Give the entries again, precisely as they were written.

[Opening SOURCE DATA section]

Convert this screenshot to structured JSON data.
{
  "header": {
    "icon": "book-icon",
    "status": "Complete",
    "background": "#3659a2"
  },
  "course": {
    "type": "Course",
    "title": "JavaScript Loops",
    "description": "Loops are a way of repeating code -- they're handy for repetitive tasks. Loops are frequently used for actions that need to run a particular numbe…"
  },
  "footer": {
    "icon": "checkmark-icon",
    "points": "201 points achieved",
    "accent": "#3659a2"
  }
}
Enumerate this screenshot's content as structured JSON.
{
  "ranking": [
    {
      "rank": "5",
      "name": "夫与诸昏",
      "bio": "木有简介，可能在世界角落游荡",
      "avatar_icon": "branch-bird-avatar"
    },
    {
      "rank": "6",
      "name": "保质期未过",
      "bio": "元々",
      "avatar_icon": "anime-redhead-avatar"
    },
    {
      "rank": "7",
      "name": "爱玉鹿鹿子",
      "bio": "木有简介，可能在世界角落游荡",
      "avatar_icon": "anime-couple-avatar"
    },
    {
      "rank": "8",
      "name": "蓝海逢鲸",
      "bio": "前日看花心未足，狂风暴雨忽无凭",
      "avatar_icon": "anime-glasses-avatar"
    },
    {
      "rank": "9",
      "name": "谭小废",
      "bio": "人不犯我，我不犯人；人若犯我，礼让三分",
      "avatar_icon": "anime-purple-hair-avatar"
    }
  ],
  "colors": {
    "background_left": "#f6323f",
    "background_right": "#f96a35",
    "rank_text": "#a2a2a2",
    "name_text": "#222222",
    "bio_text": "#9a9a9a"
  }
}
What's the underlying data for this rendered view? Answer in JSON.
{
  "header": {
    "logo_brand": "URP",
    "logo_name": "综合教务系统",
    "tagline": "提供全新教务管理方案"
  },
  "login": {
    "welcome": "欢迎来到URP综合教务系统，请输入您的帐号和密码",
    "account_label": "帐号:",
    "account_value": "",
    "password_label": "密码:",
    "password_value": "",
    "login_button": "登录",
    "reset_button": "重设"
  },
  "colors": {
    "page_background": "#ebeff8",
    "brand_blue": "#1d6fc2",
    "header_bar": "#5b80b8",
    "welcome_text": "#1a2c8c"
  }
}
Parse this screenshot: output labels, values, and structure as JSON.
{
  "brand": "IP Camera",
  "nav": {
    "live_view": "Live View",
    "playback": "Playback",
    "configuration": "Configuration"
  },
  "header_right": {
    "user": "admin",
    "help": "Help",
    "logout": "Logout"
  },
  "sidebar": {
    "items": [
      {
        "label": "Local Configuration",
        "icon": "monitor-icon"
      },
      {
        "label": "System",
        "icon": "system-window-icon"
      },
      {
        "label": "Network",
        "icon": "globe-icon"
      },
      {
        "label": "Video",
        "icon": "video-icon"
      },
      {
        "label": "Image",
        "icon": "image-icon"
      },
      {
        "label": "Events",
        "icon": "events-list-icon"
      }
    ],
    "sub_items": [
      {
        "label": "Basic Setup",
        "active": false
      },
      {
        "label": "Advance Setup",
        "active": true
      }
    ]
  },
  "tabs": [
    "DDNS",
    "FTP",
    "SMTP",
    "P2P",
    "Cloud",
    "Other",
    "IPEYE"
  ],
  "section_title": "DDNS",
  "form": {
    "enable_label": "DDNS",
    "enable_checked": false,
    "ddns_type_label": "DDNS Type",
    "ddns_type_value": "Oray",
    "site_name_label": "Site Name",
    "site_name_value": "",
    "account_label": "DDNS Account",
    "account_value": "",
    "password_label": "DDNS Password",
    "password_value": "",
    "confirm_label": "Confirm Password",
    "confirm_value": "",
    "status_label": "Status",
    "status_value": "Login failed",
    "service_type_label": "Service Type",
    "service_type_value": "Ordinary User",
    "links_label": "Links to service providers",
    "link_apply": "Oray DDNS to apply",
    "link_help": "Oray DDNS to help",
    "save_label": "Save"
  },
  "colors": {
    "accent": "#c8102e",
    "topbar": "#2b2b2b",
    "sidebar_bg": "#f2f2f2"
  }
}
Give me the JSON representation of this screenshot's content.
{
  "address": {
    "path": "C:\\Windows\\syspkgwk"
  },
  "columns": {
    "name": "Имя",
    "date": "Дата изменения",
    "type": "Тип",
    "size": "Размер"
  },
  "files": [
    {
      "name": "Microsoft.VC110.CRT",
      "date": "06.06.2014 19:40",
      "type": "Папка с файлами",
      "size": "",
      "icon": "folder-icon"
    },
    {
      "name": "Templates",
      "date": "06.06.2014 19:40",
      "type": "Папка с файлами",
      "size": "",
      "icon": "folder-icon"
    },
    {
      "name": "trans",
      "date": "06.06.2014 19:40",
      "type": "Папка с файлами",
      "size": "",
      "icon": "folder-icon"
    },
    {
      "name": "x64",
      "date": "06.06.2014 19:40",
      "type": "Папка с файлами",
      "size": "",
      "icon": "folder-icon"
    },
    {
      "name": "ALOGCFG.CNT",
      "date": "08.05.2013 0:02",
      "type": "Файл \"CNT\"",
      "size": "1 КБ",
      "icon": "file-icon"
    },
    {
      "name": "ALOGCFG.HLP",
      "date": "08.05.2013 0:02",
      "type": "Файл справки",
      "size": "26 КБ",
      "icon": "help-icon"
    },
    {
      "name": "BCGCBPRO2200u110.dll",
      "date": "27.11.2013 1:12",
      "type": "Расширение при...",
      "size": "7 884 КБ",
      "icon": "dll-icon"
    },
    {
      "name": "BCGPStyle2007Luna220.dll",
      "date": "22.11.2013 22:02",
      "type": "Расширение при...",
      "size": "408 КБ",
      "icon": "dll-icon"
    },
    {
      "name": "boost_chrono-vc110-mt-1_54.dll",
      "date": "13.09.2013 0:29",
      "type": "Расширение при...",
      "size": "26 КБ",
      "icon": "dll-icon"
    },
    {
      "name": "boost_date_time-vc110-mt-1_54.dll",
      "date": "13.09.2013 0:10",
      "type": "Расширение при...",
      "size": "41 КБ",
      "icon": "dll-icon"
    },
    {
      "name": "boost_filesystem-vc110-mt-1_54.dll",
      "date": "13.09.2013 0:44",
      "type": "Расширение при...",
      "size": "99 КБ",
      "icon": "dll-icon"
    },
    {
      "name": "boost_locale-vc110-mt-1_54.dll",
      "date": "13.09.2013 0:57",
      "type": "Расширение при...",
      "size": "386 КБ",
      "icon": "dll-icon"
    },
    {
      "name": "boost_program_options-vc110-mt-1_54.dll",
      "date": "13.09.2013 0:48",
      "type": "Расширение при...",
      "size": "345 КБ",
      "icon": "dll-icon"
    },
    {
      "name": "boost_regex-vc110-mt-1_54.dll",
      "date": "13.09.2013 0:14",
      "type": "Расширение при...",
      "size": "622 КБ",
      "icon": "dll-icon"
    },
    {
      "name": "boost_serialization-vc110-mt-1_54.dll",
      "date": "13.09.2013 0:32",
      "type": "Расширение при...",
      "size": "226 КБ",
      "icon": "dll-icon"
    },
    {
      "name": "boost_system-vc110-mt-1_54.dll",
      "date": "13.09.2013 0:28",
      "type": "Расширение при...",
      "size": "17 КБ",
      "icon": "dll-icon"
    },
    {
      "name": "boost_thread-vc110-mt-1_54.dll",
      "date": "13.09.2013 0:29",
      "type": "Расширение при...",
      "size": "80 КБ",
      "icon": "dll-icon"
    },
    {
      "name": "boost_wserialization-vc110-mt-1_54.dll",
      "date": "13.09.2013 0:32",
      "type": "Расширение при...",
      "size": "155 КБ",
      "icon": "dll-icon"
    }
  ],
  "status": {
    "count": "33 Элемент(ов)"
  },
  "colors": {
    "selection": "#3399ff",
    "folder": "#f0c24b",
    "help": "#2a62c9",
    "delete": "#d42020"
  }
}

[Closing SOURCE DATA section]

[RESULT BELOW]
Convert this screenshot to structured JSON data.
{
  "header": {
    "icon": "book-icon",
    "status": "Complete",
    "background": "#3659a2"
  },
  "course": {
    "type": "Course",
    "title": "JavaScript Loops",
    "description": "Loops are a way of repeating code -- they're handy for repetitive tasks. Loops are frequently used for actions that need to run a particular numbe…"
  },
  "footer": {
    "icon": "checkmark-icon",
    "points": "201 points achieved",
    "accent": "#3659a2"
  }
}
Enumerate this screenshot's content as structured JSON.
{
  "ranking": [
    {
      "rank": "5",
      "name": "夫与诸昏",
      "bio": "木有简介，可能在世界角落游荡",
      "avatar_icon": "branch-bird-avatar"
    },
    {
      "rank": "6",
      "name": "保质期未过",
      "bio": "元々",
      "avatar_icon": "anime-redhead-avatar"
    },
    {
      "rank": "7",
      "name": "爱玉鹿鹿子",
      "bio": "木有简介，可能在世界角落游荡",
      "avatar_icon": "anime-couple-avatar"
    },
    {
      "rank": "8",
      "name": "蓝海逢鲸",
      "bio": "前日看花心未足，狂风暴雨忽无凭",
      "avatar_icon": "anime-glasses-avatar"
    },
    {
      "rank": "9",
      "name": "谭小废",
      "bio": "人不犯我，我不犯人；人若犯我，礼让三分",
      "avatar_icon": "anime-purple-hair-avatar"
    }
  ],
  "colors": {
    "background_left": "#f6323f",
    "background_right": "#f96a35",
    "rank_text": "#a2a2a2",
    "name_text": "#222222",
    "bio_text": "#9a9a9a"
  }
}
What's the underlying data for this rendered view? Answer in JSON.
{
  "header": {
    "logo_brand": "URP",
    "logo_name": "综合教务系统",
    "tagline": "提供全新教务管理方案"
  },
  "login": {
    "welcome": "欢迎来到URP综合教务系统，请输入您的帐号和密码",
    "account_label": "帐号:",
    "account_value": "",
    "password_label": "密码:",
    "password_value": "",
    "login_button": "登录",
    "reset_button": "重设"
  },
  "colors": {
    "page_background": "#ebeff8",
    "brand_blue": "#1d6fc2",
    "header_bar": "#5b80b8",
    "welcome_text": "#1a2c8c"
  }
}
Parse this screenshot: output labels, values, and structure as JSON.
{
  "brand": "IP Camera",
  "nav": {
    "live_view": "Live View",
    "playback": "Playback",
    "configuration": "Configuration"
  },
  "header_right": {
    "user": "admin",
    "help": "Help",
    "logout": "Logout"
  },
  "sidebar": {
    "items": [
      {
        "label": "Local Configuration",
        "icon": "monitor-icon"
      },
      {
        "label": "System",
        "icon": "system-window-icon"
      },
      {
        "label": "Network",
        "icon": "globe-icon"
      },
      {
        "label": "Video",
        "icon": "video-icon"
      },
      {
        "label": "Image",
        "icon": "image-icon"
      },
      {
        "label": "Events",
        "icon": "events-list-icon"
      }
    ],
    "sub_items": [
      {
        "label": "Basic Setup",
        "active": false
      },
      {
        "label": "Advance Setup",
        "active": true
      }
    ]
  },
  "tabs": [
    "DDNS",
    "FTP",
    "SMTP",
    "P2P",
    "Cloud",
    "Other",
    "IPEYE"
  ],
  "section_title": "DDNS",
  "form": {
    "enable_label": "DDNS",
    "enable_checked": false,
    "ddns_type_label": "DDNS Type",
    "ddns_type_value": "Oray",
    "site_name_label": "Site Name",
    "site_name_value": "",
    "account_label": "DDNS Account",
    "account_value": "",
    "password_label": "DDNS Password",
    "password_value": "",
    "confirm_label": "Confirm Password",
    "confirm_value": "",
    "status_label": "Status",
    "status_value": "Login failed",
    "service_type_label": "Service Type",
    "service_type_value": "Ordinary User",
    "links_label": "Links to service providers",
    "link_apply": "Oray DDNS to apply",
    "link_help": "Oray DDNS to help",
    "save_label": "Save"
  },
  "colors": {
    "accent": "#c8102e",
    "topbar": "#2b2b2b",
    "sidebar_bg": "#f2f2f2"
  }
}
Give me the JSON representation of this screenshot's content.
{
  "address": {
    "path": "C:\\Windows\\syspkgwk"
  },
  "columns": {
    "name": "Имя",
    "date": "Дата изменения",
    "type": "Тип",
    "size": "Размер"
  },
  "files": [
    {
      "name": "Microsoft.VC110.CRT",
      "date": "06.06.2014 19:40",
      "type": "Папка с файлами",
      "size": "",
      "icon": "folder-icon"
    },
    {
      "name": "Templates",
      "date": "06.06.2014 19:40",
      "type": "Папка с файлами",
      "size": "",
      "icon": "folder-icon"
    },
    {
      "name": "trans",
      "date": "06.06.2014 19:40",
      "type": "Папка с файлами",
      "size": "",
      "icon": "folder-icon"
    },
    {
      "name": "x64",
      "date": "06.06.2014 19:40",
      "type": "Папка с файлами",
      "size": "",
      "icon": "folder-icon"
    },
    {
      "name": "ALOGCFG.CNT",
      "date": "08.05.2013 0:02",
      "type": "Файл \"CNT\"",
      "size": "1 КБ",
      "icon": "file-icon"
    },
    {
      "name": "ALOGCFG.HLP",
      "date": "08.05.2013 0:02",
      "type": "Файл справки",
      "size": "26 КБ",
      "icon": "help-icon"
    },
    {
      "name": "BCGCBPRO2200u110.dll",
      "date": "27.11.2013 1:12",
      "type": "Расширение при...",
      "size": "7 884 КБ",
      "icon": "dll-icon"
    },
    {
      "name": "BCGPStyle2007Luna220.dll",
      "date": "22.11.2013 22:02",
      "type": "Расширение при...",
      "size": "408 КБ",
      "icon": "dll-icon"
    },
    {
      "name": "boost_chrono-vc110-mt-1_54.dll",
      "date": "13.09.2013 0:29",
      "type": "Расширение при...",
      "size": "26 КБ",
      "icon": "dll-icon"
    },
    {
      "name": "boost_date_time-vc110-mt-1_54.dll",
      "date": "13.09.2013 0:10",
      "type": "Расширение при...",
      "size": "41 КБ",
      "icon": "dll-icon"
    },
    {
      "name": "boost_filesystem-vc110-mt-1_54.dll",
      "date": "13.09.2013 0:44",
      "type": "Расширение при...",
      "size": "99 КБ",
      "icon": "dll-icon"
    },
    {
      "name": "boost_locale-vc110-mt-1_54.dll",
      "date": "13.09.2013 0:57",
      "type": "Расширение при...",
      "size": "386 КБ",
      "icon": "dll-icon"
    },
    {
      "name": "boost_program_options-vc110-mt-1_54.dll",
      "date": "13.09.2013 0:48",
      "type": "Расширение при...",
      "size": "345 КБ",
      "icon": "dll-icon"
    },
    {
      "name": "boost_regex-vc110-mt-1_54.dll",
      "date": "13.09.2013 0:14",
      "type": "Расширение при...",
      "size": "622 КБ",
      "icon": "dll-icon"
    },
    {
      "name": "boost_serialization-vc110-mt-1_54.dll",
      "date": "13.09.2013 0:32",
      "type": "Расширение при...",
      "size": "226 КБ",
      "icon": "dll-icon"
    },
    {
      "name": "boost_system-vc110-mt-1_54.dll",
      "date": "13.09.2013 0:28",
      "type": "Расширение при...",
      "size": "17 КБ",
      "icon": "dll-icon"
    },
    {
      "name": "boost_thread-vc110-mt-1_54.dll",
      "date": "13.09.2013 0:29",
      "type": "Расширение при...",
      "size": "80 КБ",
      "icon": "dll-icon"
    },
    {
      "name": "boost_wserialization-vc110-mt-1_54.dll",
      "date": "13.09.2013 0:32",
      "type": "Расширение при...",
      "size": "155 КБ",
      "icon": "dll-icon"
    }
  ],
  "status": {
    "count": "33 Элемент(ов)"
  },
  "colors": {
    "selection": "#3399ff",
    "folder": "#f0c24b",
    "help": "#2a62c9",
    "delete": "#d42020"
  }
}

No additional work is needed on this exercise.